Why Are Reality-Based Scenarios So Important?
The old adage that you will “revert to the level of your training” is absolutely true in a real-life defensive situation.
You will not rise to new heights of performance when you find yourself in a gunfight.
If you have not trained at a level that mimics a violent encounter, your mind, and thus your body, cannot respond in a way that ensures your survival.
It doesn’t matter if you shoot at the range often or have the best home defense gun, if you cannot read a situation quickly, make fast decisions, and solve complex problems and situations, you’ll likely be in a bad situation in a real deadly conflict.
How Does Force on Force Training Work?
Each scenario is designed to put the trainee in a situation that induces stress and fear. The brain begins to perform at a higher level of output each time a stressful situation occurs. The process of repeatedly training at a high level of stress and fear inoculates the trainee against poor performance.
The role of the ‘attacker’ is to move quickly and unpredictably as the scenario unfolds. The ‘attacker’ may be shooting at the trainee or coming at them with a knife or club.
The trainee will learn that violence often occurs at arm’s length. And getting their gun into action is more difficult than drawing from concealment at the range.
The speed at which the attack occurs forces quick decision making and problem-solving with a gun in hand. Remember, the vast majority of violent encounters occur from three feet to nine feet. The attack lasts an average lasts three seconds with an average of three rounds fired.
Force on Force Gear and Equipment
Most trainers that offer force on force training will provide the training weapons and gear.
It is absolutely critical that no live (lethal) ammunition is present in the training area. The firearms are real guns that are modified. Rifles use a special bolt while pistols use a barrel that do not allow live ammunition to chamber. The firearms will only chamber and fire training ammunition.
Other options may include the use of Airsoft or paintball guns. Though not as realistic as training with the guns a person may carry daily, the threat of being hit with a painful projectile makes the training and the learning effective.
The ammunition allows the gun to fire, to have recoil and muzzle flip, and will fire a projectile that hits with some authority so you feel it. Some ammunition is designed to mark you with paint like in paintball.
Because the firearms are shooting a projectile, face and eye protection are mandatory. There is no shortage of scenario-based training products in the market.
Many force on force trainers use a full helmet with a protective shield to provide a wide field of view. Goggles with a face shield and head protection can also be used. Gloves are recommended to protect your hands as well as a groin protector.
The rounds are going to hurt you and may cause bruising or leave a welt. That is part of force on force training. Getting ‘shot’ shortens the learning curve.
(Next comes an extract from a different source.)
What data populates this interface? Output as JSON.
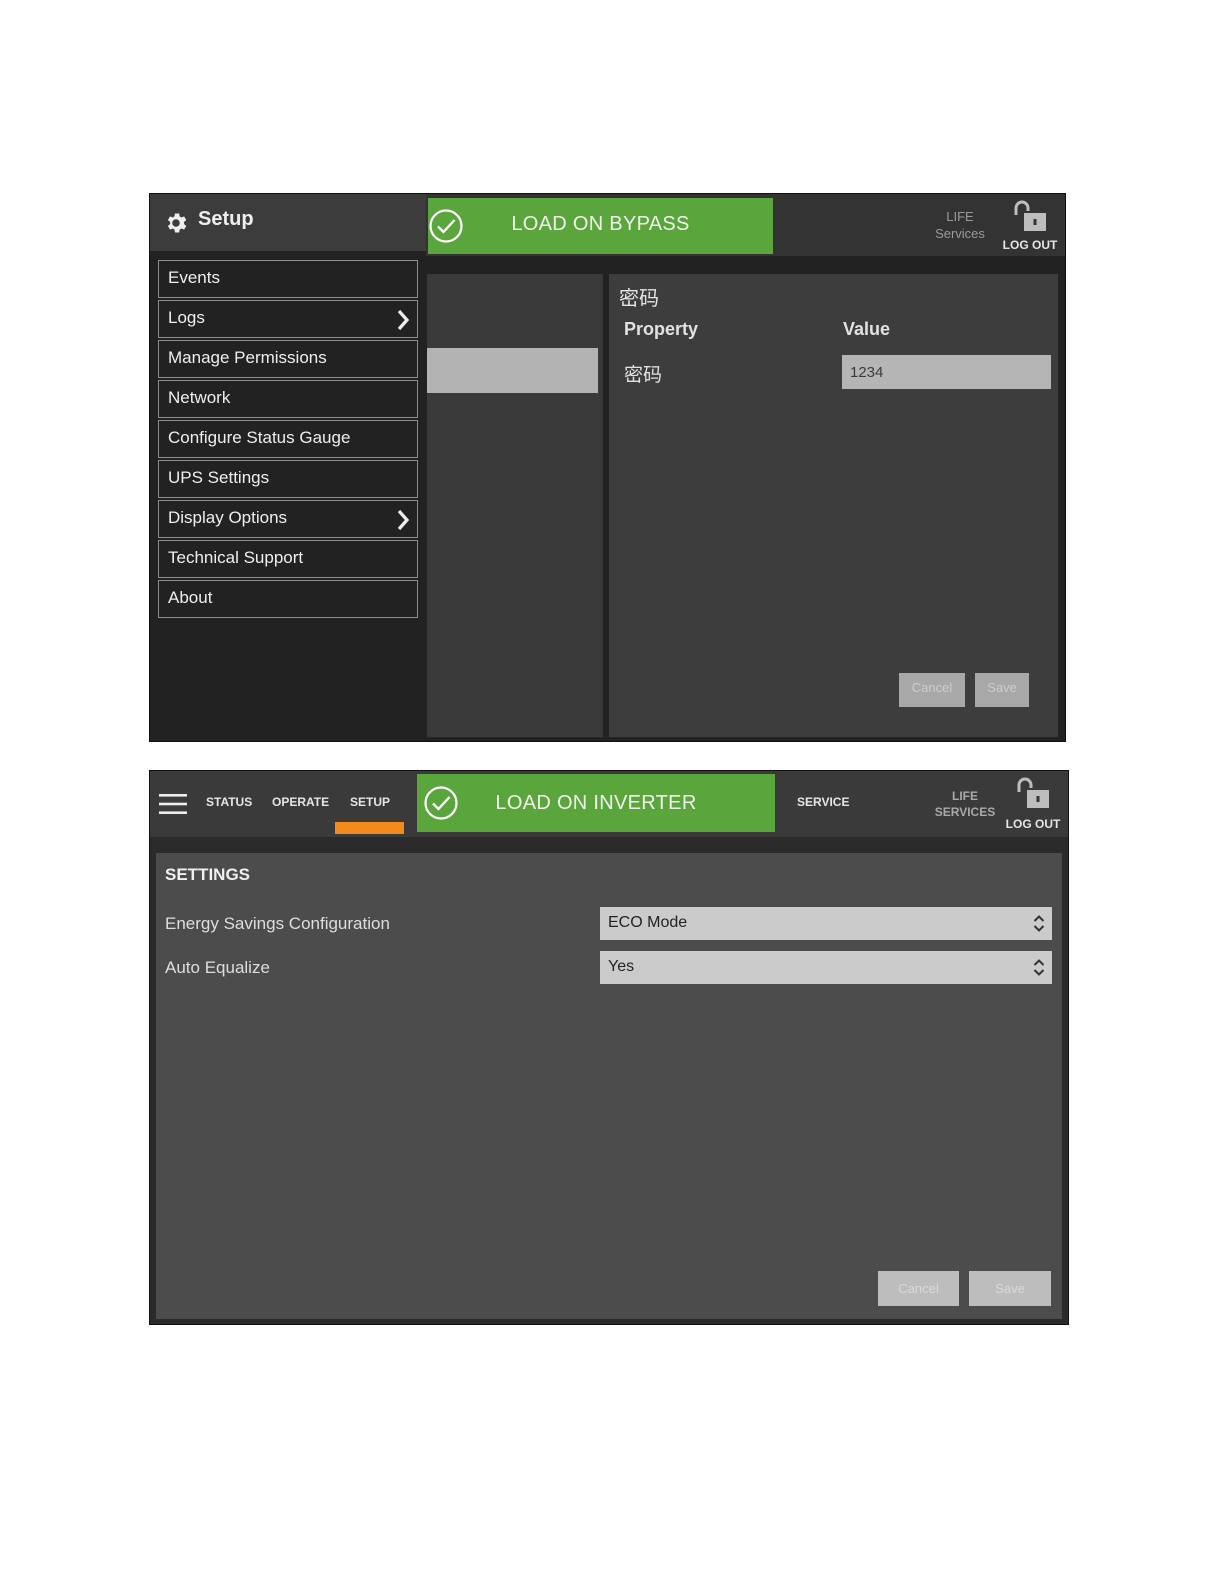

Pain is a great teacher. It will help you develop skills to avoid attacks, use cover, and create space between you and your attacker(s). For this reason, trainers discourage students from using body armor unless they do so for work.
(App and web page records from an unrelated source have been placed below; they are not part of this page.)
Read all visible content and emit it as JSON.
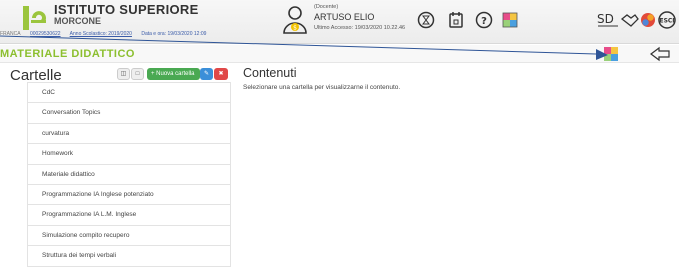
{
  "header": {
    "school_name": "ISTITUTO SUPERIORE",
    "school_city": "MORCONE",
    "meta_code": "00029530622",
    "meta_year": "Anno Scolastico: 2019/2020",
    "meta_datetime": "Data e ora: 19/03/2020 12:09",
    "meta_prefix": "FRANCA",
    "user_role": "(Docente)",
    "user_name": "ARTUSO ELIO",
    "user_last_access": "Ultimo Accesso: 19/03/2020 10.22.46",
    "icons": [
      "timer-icon",
      "calendar-icon",
      "help-icon",
      "puzzle-icon",
      "sd-logo-icon",
      "handshake-icon",
      "apps-icon",
      "exit-icon"
    ]
  },
  "section": {
    "title": "MATERIALE DIDATTICO",
    "icons": [
      "puzzle-icon",
      "back-arrow-icon"
    ]
  },
  "folders": {
    "title": "Cartelle",
    "new_folder_label": "+ Nuova cartella",
    "items": [
      "CdC",
      "Conversation Topics",
      "curvatura",
      "Homework",
      "Materiale didattico",
      "Programmazione IA Inglese potenziato",
      "Programmazione IA L.M. Inglese",
      "Simulazione compito recupero",
      "Struttura dei tempi verbali"
    ]
  },
  "content": {
    "title": "Contenuti",
    "placeholder": "Selezionare una cartella per visualizzarne il contenuto."
  },
  "colors": {
    "accent_green": "#8cbf2f",
    "button_green": "#4aa952",
    "button_blue": "#3b8fd9",
    "button_red": "#e04848",
    "link_blue": "#3a5ba8"
  }
}
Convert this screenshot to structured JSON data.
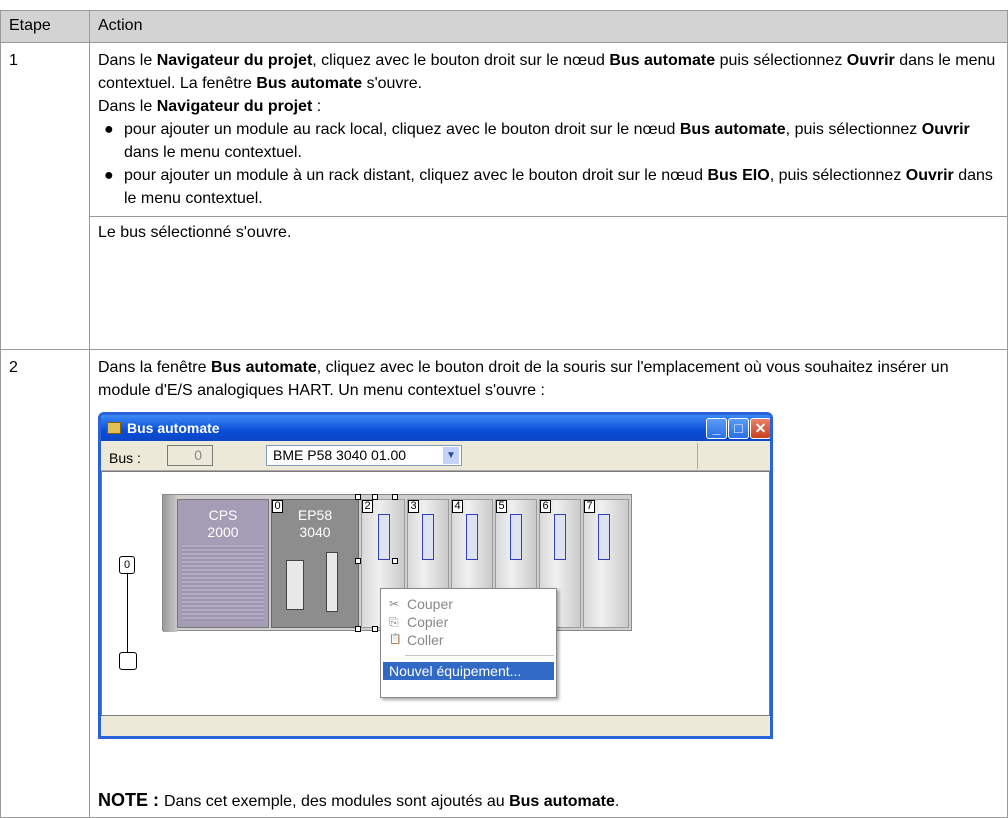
{
  "table": {
    "headers": [
      "Etape",
      "Action"
    ],
    "rows": [
      {
        "step": "1",
        "p1": [
          {
            "t": "Dans le "
          },
          {
            "t": "Navigateur du projet",
            "b": true
          },
          {
            "t": ", cliquez avec le bouton droit sur le nœud "
          },
          {
            "t": "Bus automate",
            "b": true
          },
          {
            "t": " puis sélectionnez "
          },
          {
            "t": "Ouvrir",
            "b": true
          },
          {
            "t": " dans le menu contextuel. La fenêtre "
          },
          {
            "t": "Bus automate",
            "b": true
          },
          {
            "t": " s'ouvre."
          }
        ],
        "p2": [
          {
            "t": "Dans le "
          },
          {
            "t": "Navigateur du projet",
            "b": true
          },
          {
            "t": " :"
          }
        ],
        "bullets": [
          [
            {
              "t": "pour ajouter un module au rack local, cliquez avec le bouton droit sur le nœud "
            },
            {
              "t": "Bus automate",
              "b": true
            },
            {
              "t": ", puis sélectionnez "
            },
            {
              "t": "Ouvrir",
              "b": true
            },
            {
              "t": " dans le menu contextuel."
            }
          ],
          [
            {
              "t": "pour ajouter un module à un rack distant, cliquez avec le bouton droit sur le nœud "
            },
            {
              "t": "Bus EIO",
              "b": true
            },
            {
              "t": ", puis sélectionnez "
            },
            {
              "t": "Ouvrir",
              "b": true
            },
            {
              "t": " dans le menu contextuel."
            }
          ]
        ],
        "result": "Le bus sélectionné s'ouvre."
      },
      {
        "step": "2",
        "p1": [
          {
            "t": "Dans la fenêtre "
          },
          {
            "t": "Bus automate",
            "b": true
          },
          {
            "t": ", cliquez avec le bouton droit de la souris sur l'emplacement où vous souhaitez insérer un module d'E/S analogiques HART. Un menu contextuel s'ouvre :"
          }
        ],
        "note": [
          {
            "t": "NOTE : ",
            "b": true,
            "big": true
          },
          {
            "t": "Dans cet exemple, des modules sont ajoutés au "
          },
          {
            "t": "Bus automate",
            "b": true
          },
          {
            "t": "."
          }
        ]
      }
    ]
  },
  "window": {
    "title": "Bus automate",
    "controls": [
      "_",
      "□",
      "✕"
    ],
    "bus_label": "Bus :",
    "bus_number": "0",
    "rack_select": "BME P58 3040 01.00",
    "bus_node": "0",
    "modules": {
      "cps": {
        "line1": "CPS",
        "line2": "2000"
      },
      "cpu": {
        "num": "0",
        "line1": "EP58",
        "line2": "3040"
      },
      "slots": [
        "2",
        "3",
        "4",
        "5",
        "6",
        "7"
      ]
    },
    "context_menu": [
      {
        "label": "Couper",
        "icon": "scissors-icon",
        "glyph": "✂"
      },
      {
        "label": "Copier",
        "icon": "copy-icon",
        "glyph": "⎘"
      },
      {
        "label": "Coller",
        "icon": "paste-icon",
        "glyph": "📋"
      }
    ],
    "context_menu_new": "Nouvel équipement..."
  }
}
Force on Force: The Bottom Line
Force on force training is critical to your development as an armed citizen. There is a reason why law enforcement and the military use reality-based training often.
You should be comfortable and confident with your firearm before seeking this type of advanced training. Take advantage of the training at your local range as well as competitive events like IDPA or USPSA matches to learn how to run your gun and shoot.
Force on force classes are an investment in you. One class, like one match, will not make you a gunfighter. Be prepared to invest in several classes to learn how you perform under stress.
Finally, make the decision and book your force on force class. Soak up every nugget of knowledge your trainers share. After, think of different scenarios to continue training your mind to deal with them.
As Col. Cooper said so, “Owning a handgun doesn’t make you armed any more than owning a guitar makes you a musician”. Training is what makes you armed.